so anything that reduced the voyage time, would help increase the survival rates…

here are some of the photographs from our visit to Portsmouth…you can see the photograph showing the shelf in which you as a slave will be curled up in chains for 2 weeks, the gaps in the wood will let all the bloody fluids and sewage from top drop on you.

Wednesday, December 10

the migration of Citron

While studying the destruction of Judah at the hands of the Babylonians, I came across an interesting mention of India. Citron was imported from India to Ancient Persia / Babylon and from there it came to Jerusalem. And then I bumped into those in Sicily. Here’s the wiki entry. Some interesting factoids…

The citron could also be native to India where it borders on Burma, in valleys at the foot of theHimalayas, and in the Indian Western Ghats.[23][24] It is thought that by the time of Theophrastus, the citron was mostly cultivated in the Persian Gulf on its way to the Mediterranean basin, where it was cultivated during the later centuries in different areas as described by Erich Isaac.[25]Many mention the role of Alexander the Great and his armies as they attacked Persia and what is today Pakistan, as being responsible for the spread of the citron westward, reaching the European countries such as Macedonia and Italy.[26] The citron is mentioned in the Torah as being required for ritual use during the Feast of Tabernacles (Lev. 23:40). According to this tradition, the Jews brought it back to Israel from their exile in Egypt, where the Egyptologist and archaeologist Victor Loret claimed to have identified it depicted on the walls of the botanical garden at the Karnak Temple, which dates back to the time of Thutmosis III, approximately 3,000 years ago.[27]

how fascinating, eh? I love this fruit, delicious….and a commentary by Theophrastus..

In the east and south there are special plants... i.e. in Media and Persia there are many types of fruit, between them there is a fruit called Median or Persian Apple. The tree has a leaf similar to and almost identical with that of the andrachn (Arbutus andrachne L.), but has thorns like those of the apios (the wild pear, Pyrus amygdaliformis Vill.) or the firethorn, Cotoneaster pyracantha Spach.), except that they are white, smooth, sharp and strong.

Spines of the Firethorn.

The fruit is not eaten, but is very fragrant, as is also the leaf of the tree; and the fruit is put among clothes, it keeps them from being moth-eaten. It is also useful when one has drunk deadly poison, for when it is administered in wine; it upsets thestomach and brings up the poison. It is also useful to improve the breath, for if one boils the inner part of the fruit in a dish or squeezes it into the mouth in some other medium, it makes the breath more pleasant.

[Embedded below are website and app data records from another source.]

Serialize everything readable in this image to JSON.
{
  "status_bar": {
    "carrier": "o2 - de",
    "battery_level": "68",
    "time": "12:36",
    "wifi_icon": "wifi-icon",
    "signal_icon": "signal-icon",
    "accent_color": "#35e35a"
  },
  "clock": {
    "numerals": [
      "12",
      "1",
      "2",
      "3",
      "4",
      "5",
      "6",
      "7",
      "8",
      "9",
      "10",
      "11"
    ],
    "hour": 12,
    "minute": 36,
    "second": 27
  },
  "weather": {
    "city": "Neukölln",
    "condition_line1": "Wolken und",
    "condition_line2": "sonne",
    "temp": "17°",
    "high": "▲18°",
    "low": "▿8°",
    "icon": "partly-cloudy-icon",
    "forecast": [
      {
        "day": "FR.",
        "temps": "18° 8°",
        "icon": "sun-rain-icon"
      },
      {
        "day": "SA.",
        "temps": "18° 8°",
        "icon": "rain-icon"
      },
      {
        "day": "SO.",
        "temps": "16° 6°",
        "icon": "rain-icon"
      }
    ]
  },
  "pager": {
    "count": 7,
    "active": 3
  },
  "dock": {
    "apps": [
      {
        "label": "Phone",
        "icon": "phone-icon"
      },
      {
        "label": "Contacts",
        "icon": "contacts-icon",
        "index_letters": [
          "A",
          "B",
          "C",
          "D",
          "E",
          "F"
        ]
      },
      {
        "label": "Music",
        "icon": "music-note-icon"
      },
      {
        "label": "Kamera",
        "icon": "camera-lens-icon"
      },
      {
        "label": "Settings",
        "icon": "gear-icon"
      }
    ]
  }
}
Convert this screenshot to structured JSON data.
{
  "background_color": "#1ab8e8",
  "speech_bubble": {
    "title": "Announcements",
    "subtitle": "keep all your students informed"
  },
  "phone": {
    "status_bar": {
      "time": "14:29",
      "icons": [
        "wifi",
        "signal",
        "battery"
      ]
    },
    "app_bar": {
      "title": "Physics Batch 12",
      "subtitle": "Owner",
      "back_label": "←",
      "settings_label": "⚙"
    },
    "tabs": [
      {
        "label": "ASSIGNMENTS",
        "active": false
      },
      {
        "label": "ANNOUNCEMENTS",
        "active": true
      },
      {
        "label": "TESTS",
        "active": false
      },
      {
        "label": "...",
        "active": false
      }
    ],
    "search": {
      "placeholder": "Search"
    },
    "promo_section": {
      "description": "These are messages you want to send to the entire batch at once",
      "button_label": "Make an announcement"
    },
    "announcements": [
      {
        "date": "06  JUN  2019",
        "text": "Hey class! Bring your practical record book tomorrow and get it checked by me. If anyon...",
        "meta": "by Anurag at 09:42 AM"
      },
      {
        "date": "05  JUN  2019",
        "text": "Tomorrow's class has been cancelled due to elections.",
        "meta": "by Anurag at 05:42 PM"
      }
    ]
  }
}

The seed is removed from the fruit and sown in the spring in carefully tilled beds, and it is watered every fourth or fifth day. As soon the plant is strong it is transplanted, also in the spring, to a soft, well watered site, where the soil is not very fine, for it prefers such places.

And it bears its fruit at all seasons, for when some have gathered, the flower of the others is on the tree and is ripening others. Of the flowers I have said[30] those that have a sort of distaff [meaning the pistil] projecting from the middle are fertile, while those that do not have this are sterile. It is also sown, like date palms, in pots punctured with holes.

This tree, as has been remarked, grows in Media and Persia.

So for friends in Europe and USA, when you are squeezing a lemon on yourself or on your dishes, remember the antecedents of this lovely little fruit.